Waiting in line for 30 minutes didn't keep the children in a good mood. I did all I could to keep them distracted. When I placed Amie on the stool she smiled and giggled and was very good. When I placed Jamie on the stool he began to cry. He wanted down. He didn't like the lights.
I took his face in my hand and said, "This will only last a few minutes. Just one cartoon long. There will be no toy if you don't sit still and smile." He snuffed. I wiped his face. But the moment he looked at the camera he cried. I told the photographer to give me another second. I checked to see if he was hungry. If he was thirsty. If he needed to go to the bathroom. I talked to him about why he was crying. Was he scared? Nothing worked. When the camera came into view, he cried.
Spanking for this situation would be totally wrong. Never spank when there is a goal in view (the toy) that can simply be taken away. And never spank for a situation that the child will need to feel good about later on. Jamie would face many picture taking situations the rest of his life.
He tried hard and we did get pictures, but it was obvious in the pictures that he had been crying and that he was unhappy. There never was a smile. It was all over with in about 10 minutes. But I was left with a problem. The requirement for a toy was to smile. He didn't. Now what was I to do?
We went to the toy aisle and Amie picked out a Barbie microphone. She was singing all over the store. As I walked away from the toys Jamie began to whimper. I explained the rule, but he just looked at Amie with her toy and cried. I felt horrible. If I bought him a toy I not only was going back on what I said, but I was deflating Amie's achievement. Time to call in the reinforcements. I called Dad. After explaining my dilemma, he said:

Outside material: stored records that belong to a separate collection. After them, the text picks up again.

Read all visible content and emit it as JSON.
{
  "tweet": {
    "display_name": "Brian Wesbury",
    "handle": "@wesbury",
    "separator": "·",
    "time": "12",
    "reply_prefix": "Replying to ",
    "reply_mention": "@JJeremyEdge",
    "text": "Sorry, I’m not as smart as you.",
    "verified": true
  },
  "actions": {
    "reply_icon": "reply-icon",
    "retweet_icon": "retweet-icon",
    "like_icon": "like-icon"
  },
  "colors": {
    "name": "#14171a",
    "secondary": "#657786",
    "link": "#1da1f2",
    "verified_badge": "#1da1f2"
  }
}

"Debbie, if you buy a toy for Jamie what will happen the next time you put requirements on something you want him to do. It would be a lot easier to buy him something and not have to face this problem now. Just walk away. Don't think about the future. But next time you require Jamie to perform in order to receive praise, he's not going to believe you. You will spend the next 10 years or more trying to convince him that you mean what you say. But if you walk away now and endure the pain of this situation, he will always know that if mom says something - she will follow through. It's a matter of building trust."
I walked out of the store feeling just as horrible as Jamie did. I watched him in the rear view mirror crying and looking sad while Amie played with her toy. When we got home I cuddled him and told him how hard it was for me not to buy him a toy. I told him how much it hurt to see him sad. I explained that someday he would be big just like me and some employer would ask him to do something and if he didn't he might lose his job. Someday he would have a family and they would need him to be faithful or to work hard. Someday he would be glad that he learned this lesson. We need to follow every requirement in order to gain the prize.
As an adult, Jamie is the most dedicated person I know. He gives his customers more than most businesses and he treats everyone around him with respect. Jamie is an honorable man and works hard not to let people down. He goes way beyond what most people would do for family and friends and has been known to stay up until 4 and 5 in the morning just to be sure and meet a deadline. Was that because I swatted him at two or maybe because once upon a time he learned that you don't get the prize if you don't do the work?
And guess what he became? A photographer. And guess what more people at weddings compliment him on? The fact that he is understanding with children and can get them to smile for pictures. Hummmm..... http://www.jamiejansenphoto.com/
Don't just spank your children - train them for the future.
God loves you,